In the same speech that foretold the postponementof old-age pensions Mr. Roosevelt referred to healthinsurance as due " soon or later." Whether or nota health insurance bill will be introduced in thenext Congress, plenty of work on the coming Americanplan is being done behind the scenes by the President’scommittee on economic security. The Journal of theAmerican Medical Association announces that thepresidents of the American Medical Association, theAmerican College of Physicians, and the AmericanCollege of Surgeons have accepted positions on a
medical advisory board. Popular interest in the
subject will be maintained by a series of 19 radioaddresses under the general title Doctors, Dollars,and Disease, which are sponsored by the NationalAdvisory Council on Radio in Education and will bebroadcast over a nation wide hook-up weekly fromNov. 19th to Feb. 25th (10.45 P.M., E.S.T.).
The Bureau of the Census announces a record lowdeath-rate for the year 1933. There were 1,342,073deaths from all causes which, on the estimated popula-tion for 1933, gives a death-rate of 10-7 per 1000.This is also the first time that mortality statisticsare complete for the whole country, the State ofTexas having been admitted last year. Deaths from
contagious diseases showed a decrease, due chieflyto decreased mortality from influenza- and fromtuberculosis. Maternal mortality also declined.Cancer deaths remained practically the same as

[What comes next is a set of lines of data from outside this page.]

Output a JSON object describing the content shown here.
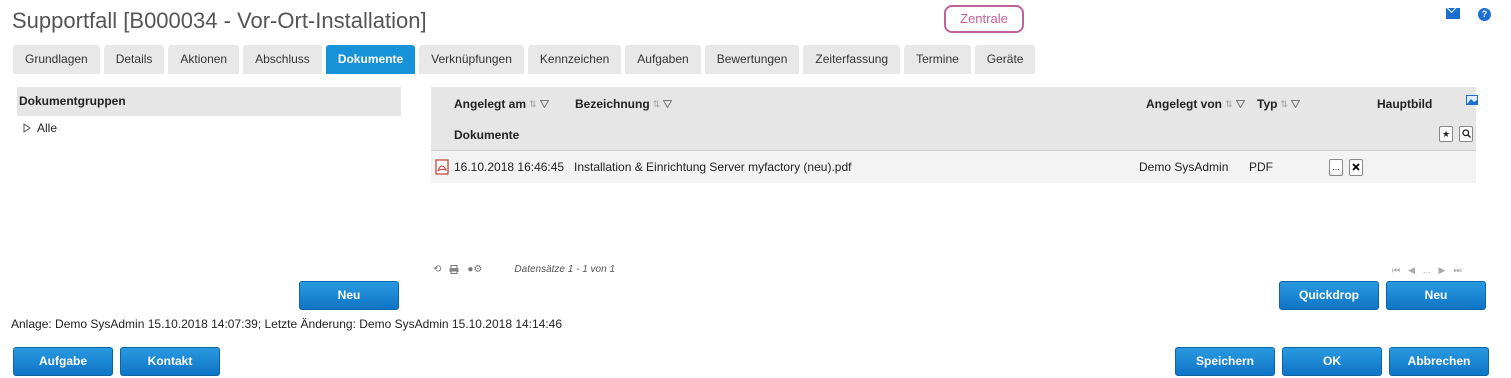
{
  "header": {
    "title": "Supportfall [B000034 - Vor-Ort-Installation]",
    "badge": "Zentrale",
    "icons": [
      "mail-icon",
      "help-icon"
    ]
  },
  "tabs": [
    {
      "label": "Grundlagen",
      "active": false
    },
    {
      "label": "Details",
      "active": false
    },
    {
      "label": "Aktionen",
      "active": false
    },
    {
      "label": "Abschluss",
      "active": false
    },
    {
      "label": "Dokumente",
      "active": true
    },
    {
      "label": "Verknüpfungen",
      "active": false
    },
    {
      "label": "Kennzeichen",
      "active": false
    },
    {
      "label": "Aufgaben",
      "active": false
    },
    {
      "label": "Bewertungen",
      "active": false
    },
    {
      "label": "Zeiterfassung",
      "active": false
    },
    {
      "label": "Termine",
      "active": false
    },
    {
      "label": "Geräte",
      "active": false
    }
  ],
  "left_panel": {
    "header": "Dokumentgruppen",
    "tree": [
      {
        "label": "Alle"
      }
    ],
    "new_button": "Neu"
  },
  "grid": {
    "columns": {
      "created_at": "Angelegt am",
      "name": "Bezeichnung",
      "created_by": "Angelegt von",
      "type": "Typ",
      "main_image": "Hauptbild"
    },
    "group_label": "Dokumente",
    "rows": [
      {
        "created_at": "16.10.2018 16:46:45",
        "name": "Installation & Einrichtung Server myfactory (neu).pdf",
        "created_by": "Demo SysAdmin",
        "type": "PDF"
      }
    ],
    "pager_info": "Datensätze 1 - 1 von 1",
    "pager_dots": "...",
    "quickdrop_button": "Quickdrop",
    "new_button": "Neu"
  },
  "meta": "Anlage: Demo SysAdmin 15.10.2018 14:07:39; Letzte Änderung: Demo SysAdmin 15.10.2018 14:14:46",
  "footer": {
    "task_button": "Aufgabe",
    "contact_button": "Kontakt",
    "save_button": "Speichern",
    "ok_button": "OK",
    "cancel_button": "Abbrechen"
  },
  "colors": {
    "accent": "#1592d8",
    "badge": "#c0629b"
  }
}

for 1932. Mortality from this cause had increasedsteadily for 15 years prior to 1933.The mortality experience of the Metropolitan Life
Insurance Company for the first nine months of 1934indicates that the tuberculosis death-rate hascontinued its remarkable decline, though the generaldeath-rate may be slightly higher than last year.An unusual feature of this experience is the appearanceof divergent trends for pneumonia and influenza,the former having increased while the latter has
again decreased. Suicides and homicides have eachdecreased, but there has been a sharp rise (9-6 percent.) in the fatalities from automobile accidents.
Panel and Contract Practice
Mortgaging of PracticesAT the November meeting of the Insurance Acts
Committee the question was raised as to the prevalenceof this practice in various areas. Many instanceshave occurred in Lancashire and in the London area.
Birmingham, it seems, has had only one case of apractice changing hands with a mortgage on it,although of course there, as elsewhere, practices havebeen bought with borrowed money. It might be arguedthat a doctor who owes money for his practice onwhich he has to pay interest would be more likely togive way to lax certification, canvassing, and otherdoubtful practices with the idea of attracting patientsand paying off his loan the more quickly ; or equallyplausibly that under such financial control he wouldbehave as a salaried assistant and be less liableto ethical transgression. Certain it is that financialorganisations are increasingly approaching doctors,especially those with big lists, with offers of attractive